17 shows the corrected open water curves for full scale (FS) and for the relations during the propulsion test (ProT). R&M 662 bers resulting for the propulsion test notwithstanding this 141 . The efficiency of an inviscid propeller can be derived from all used calculation methods. curacy the results of the enhanced open water correction are to be evaluated with full scale observations (trial trips). This underlines the demand of a modernisa- tion of the scaling procedure. Meyne. Figure 16: friction lines for strip method Wood. Figure 14: difference of local friction coeffitions The figure shows the good coverage of the assumption based on the strip method and differences between full scale and model scale local friction coefficients based on RANS-calc. As a ”fitting” rectly derived from RANS calculations for several different a trend line can be captured and be used as a basis for the propeller geometries and setups. There was a larger deviation in the prediction of the full scale propeller open water efficiency due to the usage of different friction Figure 15: RANS based friction line lines (lower order procedures and panel method) and fric- tion concepts (RANS). The friction line was di- of one propeller in one specific model scale. 10 CONCLUSIONS Based on a review of existing scaling methods for propeller efficiency the differences between the single methods are significantly. Figure 15 shows the result of ditions to be found at the propulsion test a strip method was seven different propellers. (1920) ‘Some notes on the theory of an airscrew working in a wind channel’. on the tangential force and turbulent areas with higher in.model was derived in order to divide the surface of the pro. Figure 17: strip method results for propeller 2671 ulation considering the transition. The comparison was sup- ported by open water tests at high Reynolds numbers per- formed in a large cavitation tunnel.
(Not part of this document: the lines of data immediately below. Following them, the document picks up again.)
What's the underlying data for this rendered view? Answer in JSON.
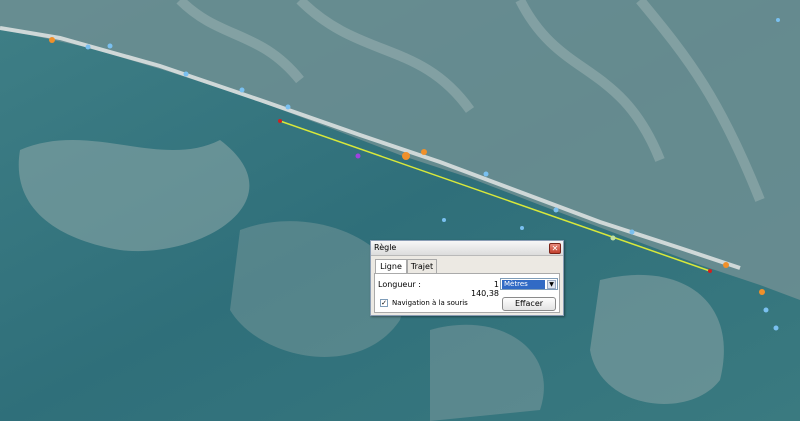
{
  "dialog": {
    "title": "Règle",
    "close_icon": "close-icon",
    "tabs": [
      {
        "label": "Ligne",
        "active": true
      },
      {
        "label": "Trajet",
        "active": false
      }
    ],
    "length_label": "Longueur :",
    "length_value": "1 140,38",
    "unit_selected": "Mètres",
    "mouse_nav_label": "Navigation à la souris",
    "mouse_nav_checked": true,
    "clear_button": "Effacer"
  },
  "map": {
    "measure_line_color": "#d8e83a",
    "accent": "#316ac5"
  }
}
For a better prediction ac- strip method. R. Figure 16 shows both necessary friction lines. Figure a ”surface element method” (see: figure 14). In order to feed the strip method for more robust assump. K. & Harris. R. derived friction line a new more turbulent line was used peller in areas with laminar flow and therefore small effect for the calculation of the conditions behind the model ship. Aeronautical Research Council. USA. fluence on the tangential force. Every data point in the diagram developed based on two different friction lines representing represent the fristional resistance coefficient for one radius each on of the focused conditions. In order to enhance the correction procedure of open water tions a new specific friction line was derived from the RANS results towards the full scale conditions as well as the con- results of several propellers. For the determination of Based on these strip method a new prediction for the open these areas with different flow the strip method was used as water efficiency was carried out for propeller 2671. In order to consider the realistic ranges of Reynolds num. Propulsion and Vibration SNAME. Vol 15.Volume II Resistence. Based on the (high Reynolds) result of 3 pro- pellers examples all used scaling methods predict this vir- tual propeller with a very good agreement. (1968) ‘Experimentelle und theoretische Be- trachungen zum Maßstabseffekt bei Modellpropeller- Untersuchungen’ Schiffstechnik. REFERENCES ITTC (1988) Principles of Naval Architecture .

D. D. (1998) ‘Hydrodynamic analysis of three pro. Bulgaria Streckwall. Tunnel MEasurements and Computations with RANS NACA. H. On Hydrodynamics. efits’ 7th Int. T. Grenoble. (2006) pellers using a surface panel method for steady und un. Schmode... D. Vorhölter H. ‘RANS-based Flow Analysis for Propellers and its Ben- steady flow conditions’. & Hafermann. France 142 . (2006) ‘Comparison of Wind Propellers Having a Finite Number of Blades’. Ischia 22nd ITTC Propulsion Committee Propeller RANS / Panel Method Workshop. Varne. D. K.Kramer. TM 884 solver FreSCo’ NuTTS. Rung. Conf. (1939) ‘The Induced Efficiency of Optimum Schmode. N. & Hafermann.